Lopez is really the lead character of the movie – aside from the snake, obviously – and it’s probably faint praise to say it, but I really liked this Jennifer Lopez.  This was right before Out Of Sight, which is by far the best movie she was ever in, and before all of the lame music and romantic comedies.  She was like a sexier Michelle Rodriguez – no quite a tough chick, but a convincing survivor.  In Anaconda, the role doesn’t call for her to do much more than look concerned all the time while also looking pretty in a constantly-wet tank top, but she gets the job done perfectly.  Sadly, her brief window of excellence was not to last, and now of course it is closed forever.

Ice Cube is another performer whose career has had a dramatic arc – nowadays we’re used to seeing him in PG-13 fare, but in 1997 we weren’t.  Back then, we were still close enough to the N.W.A. days that there could be some curiosity as to how Ice Cube could be contained by a PG-13 rating (which Anaconda weirdly carries).  There are certain words that a reasonable fan of the man and his music might expect Ice Cube to use when he’s being chased by a giant snake, and he’s not allowed to use them.  That adds an extra layer of suspense to the movie.  If you’re a fan of drinking games, try taking a shot every time Ice Cube looks like he’s about to swear, thinks of the MPAA, and dutifully bites his lower lip, holding back the obvious.

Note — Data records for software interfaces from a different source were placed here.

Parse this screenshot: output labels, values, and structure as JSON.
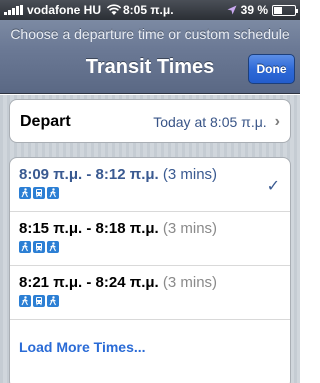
{
  "status_bar": {
    "carrier": "vodafone HU",
    "time": "8:05 π.μ.",
    "battery": "39 %",
    "battery_level": 0.39
  },
  "nav": {
    "prompt": "Choose a departure time or custom schedule",
    "title": "Transit Times",
    "done_label": "Done"
  },
  "depart": {
    "label": "Depart",
    "value": "Today at 8:05 π.μ."
  },
  "times": [
    {
      "range": "8:09 π.μ. - 8:12 π.μ.",
      "duration": "(3 mins)",
      "selected": true,
      "modes": [
        "walk-icon",
        "bus-icon",
        "walk-icon"
      ]
    },
    {
      "range": "8:15 π.μ. - 8:18 π.μ.",
      "duration": "(3 mins)",
      "selected": false,
      "modes": [
        "walk-icon",
        "bus-icon",
        "walk-icon"
      ]
    },
    {
      "range": "8:21 π.μ. - 8:24 π.μ.",
      "duration": "(3 mins)",
      "selected": false,
      "modes": [
        "walk-icon",
        "bus-icon",
        "walk-icon"
      ]
    }
  ],
  "load_more": "Load More Times...",
  "colors": {
    "accent": "#2a6bd6",
    "selected_text": "#3a5a91",
    "nav_bar": "#6b7995",
    "mode_icon": "#2c7fd4"
  }
}
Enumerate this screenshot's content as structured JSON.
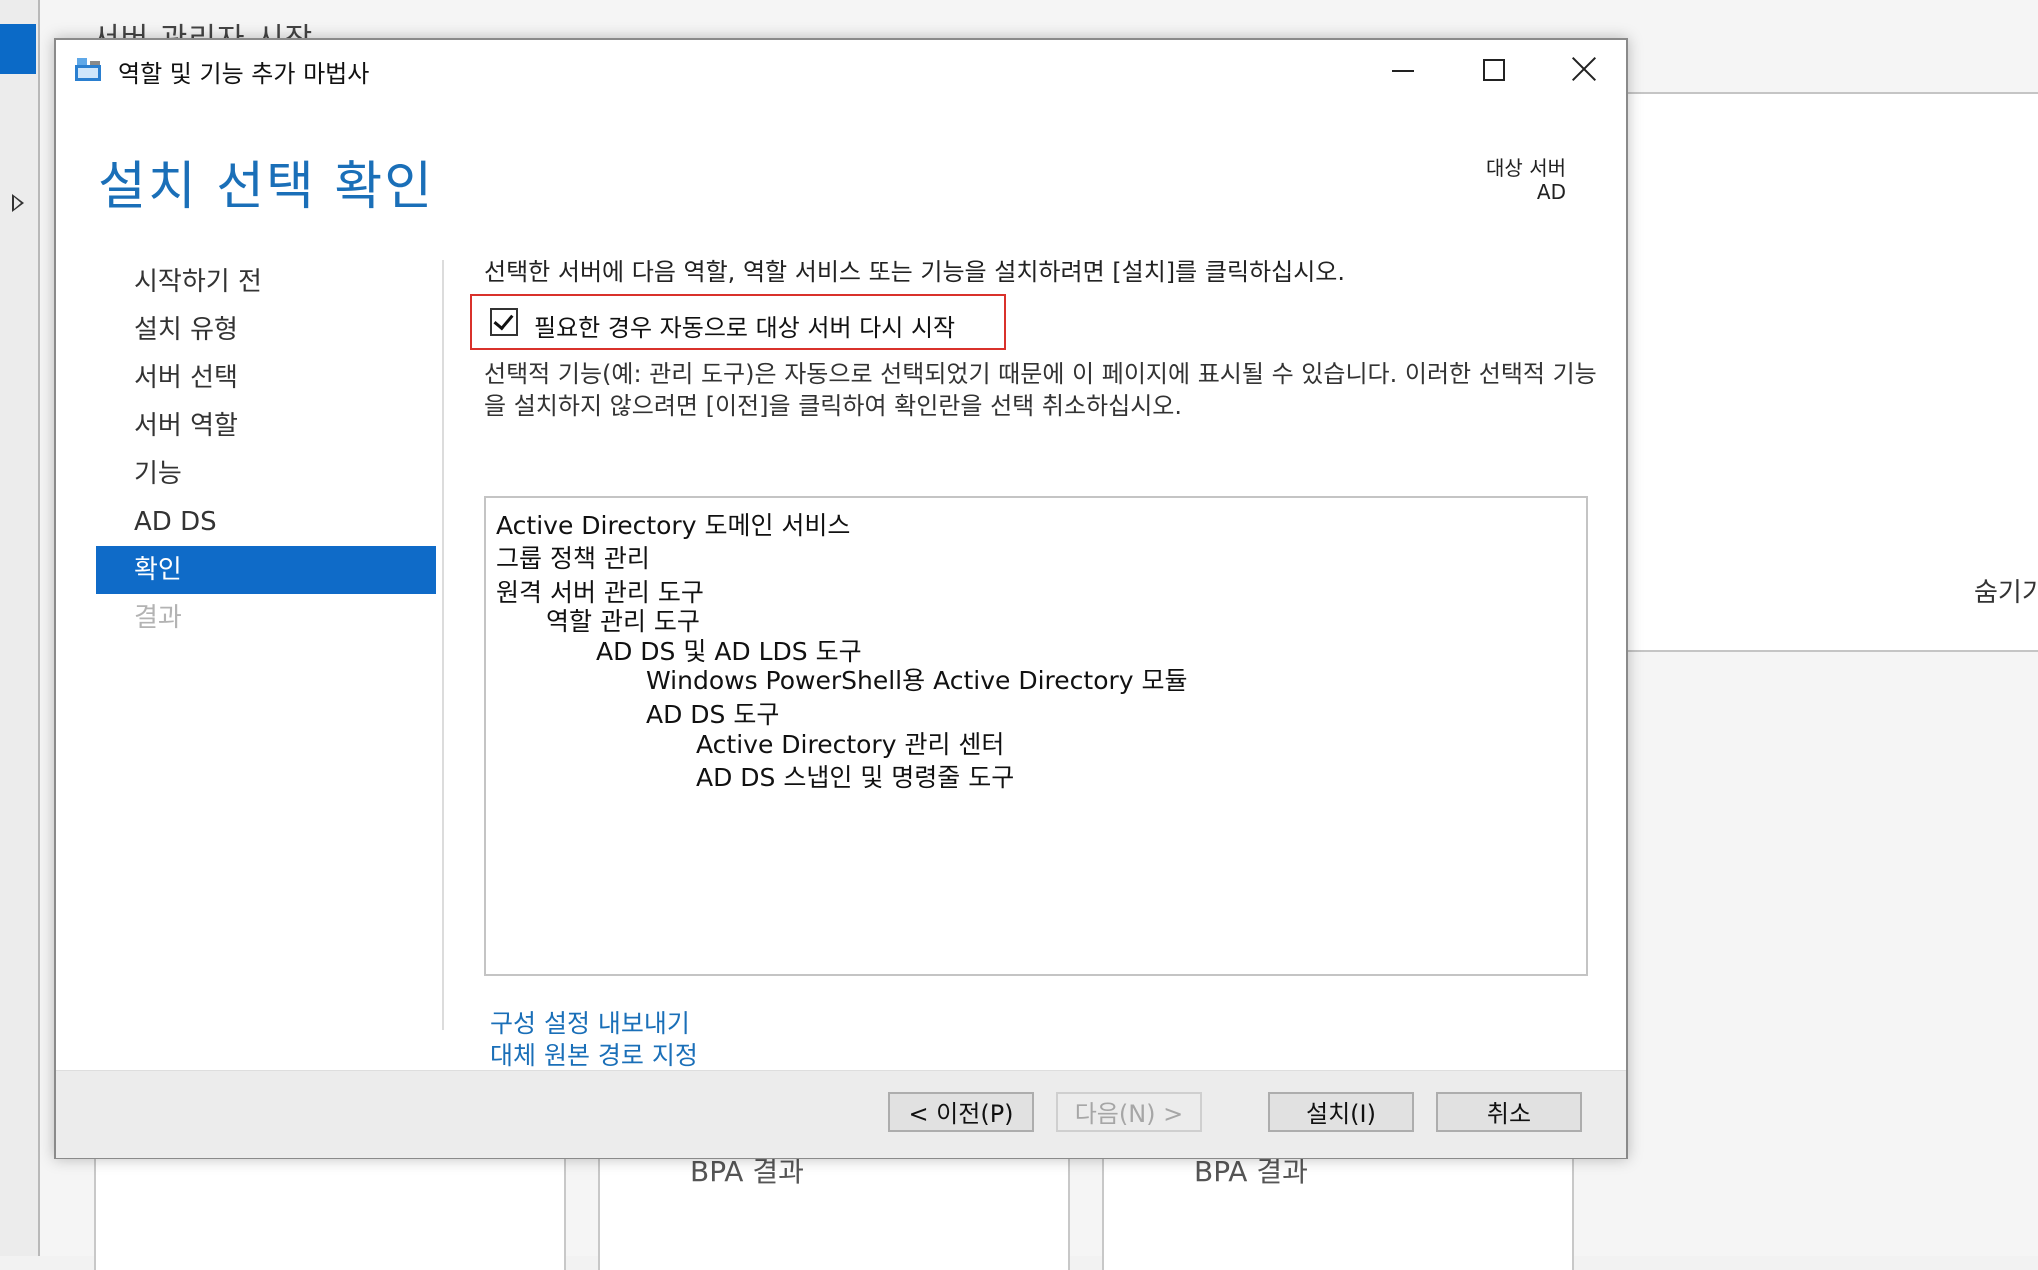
{
  "background": {
    "header_text": "서버 관리자 시작",
    "hide_label": "숨기기",
    "tiles": [
      "BPA 결과",
      "BPA 결과"
    ]
  },
  "window": {
    "title": "역할 및 기능 추가 마법사",
    "buttons": {
      "minimize": "minimize",
      "maximize": "maximize",
      "close": "close"
    }
  },
  "page": {
    "title": "설치 선택 확인",
    "target_label": "대상 서버",
    "target_value": "AD"
  },
  "nav": {
    "items": [
      {
        "label": "시작하기 전",
        "state": "normal"
      },
      {
        "label": "설치 유형",
        "state": "normal"
      },
      {
        "label": "서버 선택",
        "state": "normal"
      },
      {
        "label": "서버 역할",
        "state": "normal"
      },
      {
        "label": "기능",
        "state": "normal"
      },
      {
        "label": "AD DS",
        "state": "normal"
      },
      {
        "label": "확인",
        "state": "active"
      },
      {
        "label": "결과",
        "state": "disabled"
      }
    ]
  },
  "content": {
    "instruction": "선택한 서버에 다음 역할, 역할 서비스 또는 기능을 설치하려면 [설치]를 클릭하십시오.",
    "restart_checkbox": {
      "label": "필요한 경우 자동으로 대상 서버 다시 시작",
      "checked": true
    },
    "note": "선택적 기능(예: 관리 도구)은 자동으로 선택되었기 때문에 이 페이지에 표시될 수 있습니다. 이러한 선택적 기능을 설치하지 않으려면 [이전]을 클릭하여 확인란을 선택 취소하십시오.",
    "features": [
      {
        "label": "Active Directory 도메인 서비스",
        "level": 0
      },
      {
        "label": "그룹 정책 관리",
        "level": 0
      },
      {
        "label": "원격 서버 관리 도구",
        "level": 0
      },
      {
        "label": "역할 관리 도구",
        "level": 1
      },
      {
        "label": "AD DS 및 AD LDS 도구",
        "level": 2
      },
      {
        "label": "Windows PowerShell용 Active Directory 모듈",
        "level": 3
      },
      {
        "label": "AD DS 도구",
        "level": 3
      },
      {
        "label": "Active Directory 관리 센터",
        "level": 4
      },
      {
        "label": "AD DS 스냅인 및 명령줄 도구",
        "level": 4
      }
    ],
    "links": {
      "export": "구성 설정 내보내기",
      "alternate_source": "대체 원본 경로 지정"
    }
  },
  "footer": {
    "prev": "< 이전(P)",
    "next": "다음(N) >",
    "install": "설치(I)",
    "cancel": "취소"
  },
  "colors": {
    "accent": "#0f6bc8",
    "title_blue": "#1a6fb8",
    "highlight_border": "#d9312b"
  }
}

Last, you have Jon Voight.  This essay has already said more about Anaconda than needs be said, but it seems perverse to cut things short once the topic of the movie’s most bizarrely entertaining performance arises.  Nonetheless, that’s exactly what I’m gonna do.  Voight plays this movie as close to outright comedy as it can be played while still pretending to be a monster movie.  His accent is vague and mysterious, his character’s vague and mysterious nature is obvious, his demeanor is ridiculous, and his final scenes are tremendous.  In a long and distinguished acting career, it’s unlikely that Anaconda goes on Jon Voight’s highlight reel, but it kinda should.

In the realm of B-list giant-reptile thrillers, Anaconda is no Alligator, and you’ll find better evil snake scenes in Conan The Barbarian, Raiders Of The Lost Ark, and King Kong, but as Judd Apatow said recently in defense of Tim Allen, “We all look like a piece of shit, standing next to Tom Hanks.”  Tim Allen may usually suck, but he was really good in Galaxy Quest, and when I say that, maybe you’ll know what I mean when I recommend Anaconda to you.

Find me on Twitter: @jonnyabomb


Anaconda is screening this weekend as the IFC Center’s midnight movie on Friday (2/4) and Saturday (2/5) nights. Great movie to watch with a crowd.